The Equality Act 2010 allows for a claim of direct discrimination because of someone else’s disability, known as discrimination by association. In Bennett v Mitac Europe Ltd, the Employment Appeal Tribunal (EAT) held that the tribunal had failed to properly analyse some of the company’s stereotypical assumptions about a disabled employee which could have constituted direct discrimination.
Mr Bennett was the UK sales manager for Mitac alongside the sales and marketing director, Stuart Balaam. Both started work for the company in March 2018. In April 2018, Mr Balaam had a heart attack and during various tests, a growth was found on one of his kidneys. On 7 August, he was told he had cancer and would need an operation.
A couple of days after he had his heart attack, one of the senior managers, Mr Chang, expressed concerns about “personnel issues” in the UK. Then, in mid-August, as a result of concerns about the performance of the business in the UK, Mr Chang was involved in discussions about the possibility of dismissing Mr Balaam and some or all of the UK sales team, but in the end they were retained.
Concerns about the performance of the two men continued and it was decided towards the end of August that their probation periods should be extended. There was then a “volte face” on 3 September, following an email from Mr Chang, at which point both men were dismissed for “poor performance”.
Mr Bennett lodged a claim of direct disability discrimination which he argued was “because of” Mr Balaam’s disability, often referred to as “discrimination by association”.
The tribunal first had to consider whether the two dismissals were “because of” Mr Balaam’s disability or because of a genuine belief in the poor performance of both men. It concluded that as some of the facts indicated that the dismissals might have something to do with his manager’s disability, the burden of proof shifted to the company to prove it had not discriminated against Mr Bennett.
The tribunal then concluded that although the company had failed to make allowances for the possible effects of the cancer on Mr Balaam’s past performance, overall, the evidence showed that he was dismissed for poor performance. In relation to his future performance, the tribunal acknowledged that Mr Chang had taken this into account when he referred to “personnel issues”, but this did not constitute direct discrimination.
Given the significant concerns that the company had expressed about Mr Bennett’s competence, the tribunal concluded that he was also dismissed because of his poor performance and not because of Mr Balaam’s disability.
The EAT was critical of the tribunal for failing to analyse what Mr Chang had meant when he referred to “personnel issues” in the UK after being informed of Mr Balaam’s ill health. Indeed, his comment that the company could not continue to change personnel without affecting sales indicated that the “personnel issue” was a reference to the impact of Mr Balaam’s ill health on future sales.
It also criticised the tribunal for not asking why Mr Chang had not been called to give evidence, not least because the absence of overt evidence of discrimination generally means that the decision taker’s evidence is likely to be important. Where no reason or an unconvincing reason is given for their absence, it is particularly important to carefully analyse the evidence to determine whether, on the balance of probabilities, it is sufficiently cogent to prove that the protected characteristic was not a material factor in the decision taken. The EAT also reminded tribunals of the possibility that a party might choose not to call a witness because their evidence would be damaging, particularly where the party was reluctant to explain their non-appearance.
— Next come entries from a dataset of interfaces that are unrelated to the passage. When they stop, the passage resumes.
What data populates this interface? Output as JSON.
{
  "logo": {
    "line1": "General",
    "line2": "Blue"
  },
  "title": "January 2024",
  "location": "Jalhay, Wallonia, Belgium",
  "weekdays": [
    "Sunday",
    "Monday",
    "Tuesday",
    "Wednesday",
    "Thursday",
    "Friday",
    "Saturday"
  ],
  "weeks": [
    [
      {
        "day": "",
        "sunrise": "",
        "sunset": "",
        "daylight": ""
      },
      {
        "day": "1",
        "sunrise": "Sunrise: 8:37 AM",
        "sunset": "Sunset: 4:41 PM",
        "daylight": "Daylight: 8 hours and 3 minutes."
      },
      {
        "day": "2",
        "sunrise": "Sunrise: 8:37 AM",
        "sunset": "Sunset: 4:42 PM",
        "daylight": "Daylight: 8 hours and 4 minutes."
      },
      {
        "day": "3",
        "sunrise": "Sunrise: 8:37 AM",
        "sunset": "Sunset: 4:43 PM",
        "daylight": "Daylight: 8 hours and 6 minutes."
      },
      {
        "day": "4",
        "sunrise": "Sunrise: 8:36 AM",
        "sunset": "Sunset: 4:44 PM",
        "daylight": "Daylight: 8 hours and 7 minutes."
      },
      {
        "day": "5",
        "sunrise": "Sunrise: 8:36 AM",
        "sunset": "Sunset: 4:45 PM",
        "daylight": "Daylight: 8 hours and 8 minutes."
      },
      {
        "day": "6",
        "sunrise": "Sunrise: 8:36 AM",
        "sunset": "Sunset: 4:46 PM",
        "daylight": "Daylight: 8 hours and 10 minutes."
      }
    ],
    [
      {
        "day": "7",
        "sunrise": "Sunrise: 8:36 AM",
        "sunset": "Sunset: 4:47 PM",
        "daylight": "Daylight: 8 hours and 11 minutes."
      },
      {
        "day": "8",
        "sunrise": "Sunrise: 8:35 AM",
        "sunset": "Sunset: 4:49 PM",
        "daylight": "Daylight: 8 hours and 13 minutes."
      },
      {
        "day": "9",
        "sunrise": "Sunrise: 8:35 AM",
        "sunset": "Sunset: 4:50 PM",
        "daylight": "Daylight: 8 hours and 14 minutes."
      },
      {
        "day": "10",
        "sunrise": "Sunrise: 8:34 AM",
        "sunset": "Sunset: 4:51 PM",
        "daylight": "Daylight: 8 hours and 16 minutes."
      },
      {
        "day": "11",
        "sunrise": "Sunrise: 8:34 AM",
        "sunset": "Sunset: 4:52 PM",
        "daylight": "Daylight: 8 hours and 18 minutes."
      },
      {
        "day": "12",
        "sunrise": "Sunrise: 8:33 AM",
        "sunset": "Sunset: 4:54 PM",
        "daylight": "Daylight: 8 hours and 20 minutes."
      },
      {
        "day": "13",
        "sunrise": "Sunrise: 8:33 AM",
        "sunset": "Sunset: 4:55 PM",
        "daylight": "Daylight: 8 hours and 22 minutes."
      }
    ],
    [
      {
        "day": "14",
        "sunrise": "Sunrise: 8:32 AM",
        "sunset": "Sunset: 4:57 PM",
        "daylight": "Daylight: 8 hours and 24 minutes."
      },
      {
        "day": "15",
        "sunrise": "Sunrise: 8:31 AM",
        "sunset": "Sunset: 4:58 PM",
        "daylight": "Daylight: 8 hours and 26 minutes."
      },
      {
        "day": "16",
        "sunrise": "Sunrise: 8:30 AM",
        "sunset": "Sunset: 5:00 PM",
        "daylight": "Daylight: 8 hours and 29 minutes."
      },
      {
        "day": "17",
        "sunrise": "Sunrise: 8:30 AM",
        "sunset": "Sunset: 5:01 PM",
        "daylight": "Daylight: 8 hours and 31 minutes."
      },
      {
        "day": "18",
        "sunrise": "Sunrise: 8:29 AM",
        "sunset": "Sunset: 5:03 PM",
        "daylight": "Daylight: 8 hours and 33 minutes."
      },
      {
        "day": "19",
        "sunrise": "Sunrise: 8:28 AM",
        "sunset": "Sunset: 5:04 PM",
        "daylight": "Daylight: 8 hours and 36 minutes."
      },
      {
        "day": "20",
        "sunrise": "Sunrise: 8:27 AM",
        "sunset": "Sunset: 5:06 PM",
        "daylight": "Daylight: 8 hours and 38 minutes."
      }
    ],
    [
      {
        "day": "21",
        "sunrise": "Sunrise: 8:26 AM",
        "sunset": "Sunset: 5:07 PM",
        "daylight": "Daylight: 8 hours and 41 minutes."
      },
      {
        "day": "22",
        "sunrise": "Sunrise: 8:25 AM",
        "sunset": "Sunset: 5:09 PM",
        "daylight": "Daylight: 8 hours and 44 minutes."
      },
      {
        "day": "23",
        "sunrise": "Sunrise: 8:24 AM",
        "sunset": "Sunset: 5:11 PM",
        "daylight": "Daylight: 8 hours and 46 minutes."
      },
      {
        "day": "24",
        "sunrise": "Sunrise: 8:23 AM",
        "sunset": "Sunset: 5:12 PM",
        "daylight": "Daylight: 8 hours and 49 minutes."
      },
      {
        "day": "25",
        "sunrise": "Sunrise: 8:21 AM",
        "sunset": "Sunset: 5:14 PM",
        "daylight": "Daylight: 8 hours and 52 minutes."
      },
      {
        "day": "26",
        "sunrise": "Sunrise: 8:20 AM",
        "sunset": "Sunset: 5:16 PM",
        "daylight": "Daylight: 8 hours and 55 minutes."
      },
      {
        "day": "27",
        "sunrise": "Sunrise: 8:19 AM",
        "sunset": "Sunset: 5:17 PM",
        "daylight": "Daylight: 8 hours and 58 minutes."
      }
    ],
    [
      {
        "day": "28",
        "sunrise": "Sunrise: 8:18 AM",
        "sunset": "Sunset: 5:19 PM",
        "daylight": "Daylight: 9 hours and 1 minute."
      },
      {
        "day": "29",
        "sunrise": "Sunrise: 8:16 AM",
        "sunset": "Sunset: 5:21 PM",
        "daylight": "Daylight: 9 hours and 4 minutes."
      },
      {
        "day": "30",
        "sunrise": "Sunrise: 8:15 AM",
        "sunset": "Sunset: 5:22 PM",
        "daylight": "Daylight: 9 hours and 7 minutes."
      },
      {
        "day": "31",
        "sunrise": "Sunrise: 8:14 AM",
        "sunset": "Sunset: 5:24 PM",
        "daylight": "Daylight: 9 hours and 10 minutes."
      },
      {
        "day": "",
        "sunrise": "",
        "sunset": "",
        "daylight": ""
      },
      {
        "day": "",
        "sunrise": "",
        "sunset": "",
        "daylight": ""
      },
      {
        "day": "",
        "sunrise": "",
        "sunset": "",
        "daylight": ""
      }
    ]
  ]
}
The EAT further held that the tribunal failed to appreciate that even when there were genuine concerns about the performance of Mr Balaam and Mr Bennett, this did not mean that Mr Balaam’s disability could not have been a material factor in the decision to dismiss the claimant.
Although the tribunal held that this was unfavourable treatment because of something arising from disability, the EAT held that, on the contrary this type of stereotypical assumption could amount to direct discrimination. Having made this error, the tribunal then concluded that Mr Balaam would not have a good claim of direct disability discrimination, whereas on its own analysis he probably did.
The EAT therefore determined that the employer had not discharged the burden of proof to establish that Mr Bennett was not subject to direct discrimination because of Mr Balaam’s disability.
Finally, the EAT held that it is not necessary for a person to have a medical diagnosis for a condition such as cancer to be deemed disabled. The question is whether, as a matter of fact, the person had cancer. However, it acknowledged that without a diagnosis, it might be difficult for the individual to prove they have cancer.
It remitted the case to a newly constituted tribunal for reconsideration of the issues.
It is unusual to come across a decision on the issue of associative discrimination and given that those who discriminate rarely admit to it, building a case is challenging. This is therefore a useful case on the scope of protection available under the Equality Act 2010. It highlights the importance of carefully scrutinising the reasons given by the decision maker and the scope for trade union reps to ask decision makers to give evidence at the appeal stage of any internal procedure so that the tribunal’s attention can be drawn to their not having done so if no reasonable explanation is offered.